Presenting misinformation or irrelevancies as unwavering evidence of a divine tradition is neither helpful to those who seek the truth nor compelling to those who possess it. Nor is suggesting mere observations act as proof for tradition sufficient when no such correlation exists. In particular, arguments in favor of creationism or design — regardless of their legitimacy — have no bearing on arguments in defense of any particular faith.
Claims of science discovering long-lost truths of the Bible and other religious texts are deceiving, too, and more often than not perpetuated by the misinformed, wishful thinkers or outright charlatans. Such assertions, along with the use of convoluted terminology, do much to impair the critical thinking skills of otherwise potent minds, while adopting a host of biases to maintain the validity of faith is intellectually crippling for honest beings.
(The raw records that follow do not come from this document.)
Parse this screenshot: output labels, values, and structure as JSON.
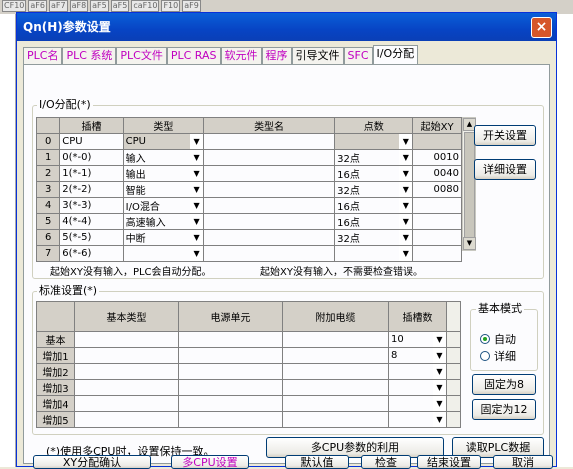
{
  "bg_strip": [
    "CF10",
    "aF6",
    "aF7",
    "aF8",
    "aF5",
    "aF5",
    "caF10",
    "F10",
    "aF9"
  ],
  "window": {
    "title": "Qn(H)参数设置",
    "close": "×"
  },
  "tabs": [
    {
      "label": "PLC名",
      "style": "magenta"
    },
    {
      "label": "PLC 系统",
      "style": "magenta"
    },
    {
      "label": "PLC文件",
      "style": "magenta"
    },
    {
      "label": "PLC RAS",
      "style": "magenta"
    },
    {
      "label": "软元件",
      "style": "magenta"
    },
    {
      "label": "程序",
      "style": "magenta"
    },
    {
      "label": "引导文件",
      "style": "black"
    },
    {
      "label": "SFC",
      "style": "magenta"
    },
    {
      "label": "I/O分配",
      "style": "active"
    }
  ],
  "io": {
    "group_title": "I/O分配(*)",
    "headers": [
      "插槽",
      "类型",
      "类型名",
      "点数",
      "起始XY"
    ],
    "rows": [
      {
        "idx": "0",
        "slot": "CPU",
        "type": "CPU",
        "name": "",
        "points": "",
        "start": ""
      },
      {
        "idx": "1",
        "slot": "0(*-0)",
        "type": "输入",
        "name": "",
        "points": "32点",
        "start": "0010"
      },
      {
        "idx": "2",
        "slot": "1(*-1)",
        "type": "输出",
        "name": "",
        "points": "16点",
        "start": "0040"
      },
      {
        "idx": "3",
        "slot": "2(*-2)",
        "type": "智能",
        "name": "",
        "points": "32点",
        "start": "0080"
      },
      {
        "idx": "4",
        "slot": "3(*-3)",
        "type": "I/O混合",
        "name": "",
        "points": "16点",
        "start": ""
      },
      {
        "idx": "5",
        "slot": "4(*-4)",
        "type": "高速输入",
        "name": "",
        "points": "16点",
        "start": ""
      },
      {
        "idx": "6",
        "slot": "5(*-5)",
        "type": "中断",
        "name": "",
        "points": "32点",
        "start": ""
      },
      {
        "idx": "7",
        "slot": "6(*-6)",
        "type": "",
        "name": "",
        "points": "",
        "start": ""
      }
    ],
    "note1": "起始XY没有输入，PLC会自动分配。",
    "note2": "起始XY没有输入，不需要检查错误。",
    "btn_switch": "开关设置",
    "btn_detail": "详细设置"
  },
  "std": {
    "group_title": "标准设置(*)",
    "headers": [
      "基本类型",
      "电源单元",
      "附加电缆",
      "插槽数"
    ],
    "rows": [
      {
        "label": "基本",
        "slots": "10"
      },
      {
        "label": "增加1",
        "slots": "8"
      },
      {
        "label": "增加2",
        "slots": ""
      },
      {
        "label": "增加3",
        "slots": ""
      },
      {
        "label": "增加4",
        "slots": ""
      },
      {
        "label": "增加5",
        "slots": ""
      }
    ],
    "mode_title": "基本模式",
    "mode_auto": "自动",
    "mode_detail": "详细",
    "btn_fix8": "固定为8",
    "btn_fix12": "固定为12"
  },
  "footer_note": "(*)使用多CPU时，设置保持一致。",
  "btn_multi_cpu_use": "多CPU参数的利用",
  "btn_read_plc": "读取PLC数据",
  "bottom_buttons": [
    "XY分配确认",
    "多CPU设置",
    "默认值",
    "检查",
    "结束设置",
    "取消"
  ],
  "colors": {
    "title_bar": "#0a5fd8",
    "tab_text": "#c000c0",
    "multi_cpu": "#c000c0"
  }
}
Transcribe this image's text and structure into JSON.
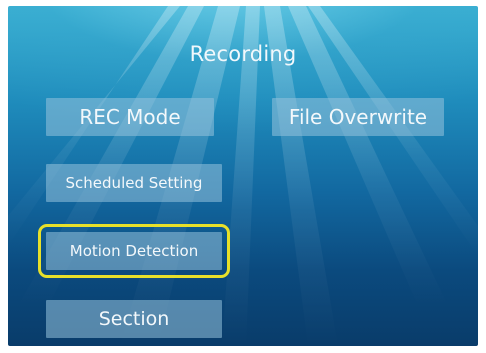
{
  "screen": {
    "title": "Recording"
  },
  "menu": {
    "rec_mode": "REC Mode",
    "file_overwrite": "File Overwrite",
    "scheduled_setting": "Scheduled Setting",
    "motion_detection": "Motion Detection",
    "section": "Section",
    "selected_item": "Motion Detection"
  },
  "colors": {
    "background_top": "#3ab0d2",
    "background_bottom": "#093c6a",
    "button_fill": "#96c3dc",
    "focus_highlight": "#e8e02a",
    "text": "#f3f8fb"
  }
}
Philosophical, historical, archaeological, and scientific “proofs,” as well as personal and collective experiences, hardly prove what they claim to, and resorting to the supposed fulfillment of vague biblical prophecies is fundamentally misleading in light of their source texts and contexts. That the suggested “undeniability” of such proposals may succeed in intimidating those unfamiliar with them is no cause for their validity, even as many are convinced that the very existence of a Jewish state, survival of the Jewish people, and preservation of religious traditions are unequivocal proofs of their divine origins.
Whether proofs are presented as concrete or merely convincing, ironclad or merely impressive, strong or merely sufficient, the path of proof and selective exposure to that which reinforces one’s views ultimately leads to an impasse, as more and more access to information will render not only those “proofs” worthy of suspicion, but all those who suggested them, along with any other ideas postulated by them, no matter how decent. Consequently, purporting to grant “permission to believe” through faulty reasoning or prove belief’s basis “beyond a reasonable doubt,” will likely backfire in time.
HONESTY AND HUMILITY
It is not easy to face the injustices and paradoxes of life, and grappling with the limits of logic can be less than enchanting. But this by no means grants one license to alter the meaning and fabric of faith. One may accept or reject such faith, but its terms remain, and though a pathological need to be correct may push some to any limits to prove the unprovable, this illusion of confidence and certainty likely stems more from an emotional or psychological state than an intellectual one; more from fragility than from strength.
Lack of comprehension or proof is not the end of faith, but the beginning, as answers to life’s mysteries elude even the most informed. As Einstein put it: “We know nothing at all. All our knowledge is but the knowledge of schoolchildren…. The real nature of things we shall never know.” Thus, instead of feigning omniscience, would that man simply and humbly admit his ignorance as the biblical Job was forced to as he confronted the divine scolding which resounds throughout the ages: “Where were you when I laid the earth’s foundation? Tell me, if you understand.”